Records from a data source »
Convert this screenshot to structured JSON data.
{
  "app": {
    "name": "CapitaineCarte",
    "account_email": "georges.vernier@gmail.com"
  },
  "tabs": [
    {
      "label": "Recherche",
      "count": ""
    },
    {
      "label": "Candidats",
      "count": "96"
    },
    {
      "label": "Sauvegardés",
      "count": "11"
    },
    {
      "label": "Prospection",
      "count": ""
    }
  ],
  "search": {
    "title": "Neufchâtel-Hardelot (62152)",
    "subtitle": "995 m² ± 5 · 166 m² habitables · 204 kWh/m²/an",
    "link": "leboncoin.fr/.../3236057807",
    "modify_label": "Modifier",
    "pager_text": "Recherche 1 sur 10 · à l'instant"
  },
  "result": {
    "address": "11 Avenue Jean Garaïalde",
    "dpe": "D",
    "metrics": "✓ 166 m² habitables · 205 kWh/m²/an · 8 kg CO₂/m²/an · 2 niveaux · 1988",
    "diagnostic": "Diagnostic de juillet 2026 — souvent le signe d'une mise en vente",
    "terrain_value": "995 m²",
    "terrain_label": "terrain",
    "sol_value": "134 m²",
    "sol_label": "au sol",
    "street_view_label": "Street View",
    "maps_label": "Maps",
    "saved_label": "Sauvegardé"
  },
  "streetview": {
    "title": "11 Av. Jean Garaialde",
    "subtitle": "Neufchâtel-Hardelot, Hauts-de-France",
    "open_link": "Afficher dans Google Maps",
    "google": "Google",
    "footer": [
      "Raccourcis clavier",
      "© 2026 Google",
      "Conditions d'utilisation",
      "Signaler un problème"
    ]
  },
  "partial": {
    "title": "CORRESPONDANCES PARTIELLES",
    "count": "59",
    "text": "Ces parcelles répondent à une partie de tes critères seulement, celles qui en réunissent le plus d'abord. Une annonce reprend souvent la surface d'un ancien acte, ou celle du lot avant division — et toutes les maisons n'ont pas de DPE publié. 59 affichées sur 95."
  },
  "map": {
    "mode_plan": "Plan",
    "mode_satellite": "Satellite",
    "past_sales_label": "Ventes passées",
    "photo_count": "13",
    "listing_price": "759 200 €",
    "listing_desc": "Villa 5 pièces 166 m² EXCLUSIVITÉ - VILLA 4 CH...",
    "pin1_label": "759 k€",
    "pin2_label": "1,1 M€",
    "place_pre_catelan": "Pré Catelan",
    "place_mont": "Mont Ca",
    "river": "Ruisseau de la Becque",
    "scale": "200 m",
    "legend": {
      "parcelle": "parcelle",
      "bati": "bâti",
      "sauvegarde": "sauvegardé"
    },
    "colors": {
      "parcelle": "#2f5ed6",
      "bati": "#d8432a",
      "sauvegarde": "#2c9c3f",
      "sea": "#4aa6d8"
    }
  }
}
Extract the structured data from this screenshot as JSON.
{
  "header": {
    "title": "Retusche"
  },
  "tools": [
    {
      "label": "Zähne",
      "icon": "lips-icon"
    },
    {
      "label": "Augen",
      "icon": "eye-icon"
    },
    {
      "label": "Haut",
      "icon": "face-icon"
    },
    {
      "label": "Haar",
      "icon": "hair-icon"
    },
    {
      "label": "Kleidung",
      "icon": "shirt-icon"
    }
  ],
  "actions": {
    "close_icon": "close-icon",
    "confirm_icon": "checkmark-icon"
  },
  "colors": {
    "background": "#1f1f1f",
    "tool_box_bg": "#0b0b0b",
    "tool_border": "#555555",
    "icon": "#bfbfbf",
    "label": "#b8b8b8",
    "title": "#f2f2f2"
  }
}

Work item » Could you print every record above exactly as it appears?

Result for this exercise »
Convert this screenshot to structured JSON data.
{
  "app": {
    "name": "CapitaineCarte",
    "account_email": "georges.vernier@gmail.com"
  },
  "tabs": [
    {
      "label": "Recherche",
      "count": ""
    },
    {
      "label": "Candidats",
      "count": "96"
    },
    {
      "label": "Sauvegardés",
      "count": "11"
    },
    {
      "label": "Prospection",
      "count": ""
    }
  ],
  "search": {
    "title": "Neufchâtel-Hardelot (62152)",
    "subtitle": "995 m² ± 5 · 166 m² habitables · 204 kWh/m²/an",
    "link": "leboncoin.fr/.../3236057807",
    "modify_label": "Modifier",
    "pager_text": "Recherche 1 sur 10 · à l'instant"
  },
  "result": {
    "address": "11 Avenue Jean Garaïalde",
    "dpe": "D",
    "metrics": "✓ 166 m² habitables · 205 kWh/m²/an · 8 kg CO₂/m²/an · 2 niveaux · 1988",
    "diagnostic": "Diagnostic de juillet 2026 — souvent le signe d'une mise en vente",
    "terrain_value": "995 m²",
    "terrain_label": "terrain",
    "sol_value": "134 m²",
    "sol_label": "au sol",
    "street_view_label": "Street View",
    "maps_label": "Maps",
    "saved_label": "Sauvegardé"
  },
  "streetview": {
    "title": "11 Av. Jean Garaialde",
    "subtitle": "Neufchâtel-Hardelot, Hauts-de-France",
    "open_link": "Afficher dans Google Maps",
    "google": "Google",
    "footer": [
      "Raccourcis clavier",
      "© 2026 Google",
      "Conditions d'utilisation",
      "Signaler un problème"
    ]
  },
  "partial": {
    "title": "CORRESPONDANCES PARTIELLES",
    "count": "59",
    "text": "Ces parcelles répondent à une partie de tes critères seulement, celles qui en réunissent le plus d'abord. Une annonce reprend souvent la surface d'un ancien acte, ou celle du lot avant division — et toutes les maisons n'ont pas de DPE publié. 59 affichées sur 95."
  },
  "map": {
    "mode_plan": "Plan",
    "mode_satellite": "Satellite",
    "past_sales_label": "Ventes passées",
    "photo_count": "13",
    "listing_price": "759 200 €",
    "listing_desc": "Villa 5 pièces 166 m² EXCLUSIVITÉ - VILLA 4 CH...",
    "pin1_label": "759 k€",
    "pin2_label": "1,1 M€",
    "place_pre_catelan": "Pré Catelan",
    "place_mont": "Mont Ca",
    "river": "Ruisseau de la Becque",
    "scale": "200 m",
    "legend": {
      "parcelle": "parcelle",
      "bati": "bâti",
      "sauvegarde": "sauvegardé"
    },
    "colors": {
      "parcelle": "#2f5ed6",
      "bati": "#d8432a",
      "sauvegarde": "#2c9c3f",
      "sea": "#4aa6d8"
    }
  }
}
Extract the structured data from this screenshot as JSON.
{
  "header": {
    "title": "Retusche"
  },
  "tools": [
    {
      "label": "Zähne",
      "icon": "lips-icon"
    },
    {
      "label": "Augen",
      "icon": "eye-icon"
    },
    {
      "label": "Haut",
      "icon": "face-icon"
    },
    {
      "label": "Haar",
      "icon": "hair-icon"
    },
    {
      "label": "Kleidung",
      "icon": "shirt-icon"
    }
  ],
  "actions": {
    "close_icon": "close-icon",
    "confirm_icon": "checkmark-icon"
  },
  "colors": {
    "background": "#1f1f1f",
    "tool_box_bg": "#0b0b0b",
    "tool_border": "#555555",
    "icon": "#bfbfbf",
    "label": "#b8b8b8",
    "title": "#f2f2f2"
  }
}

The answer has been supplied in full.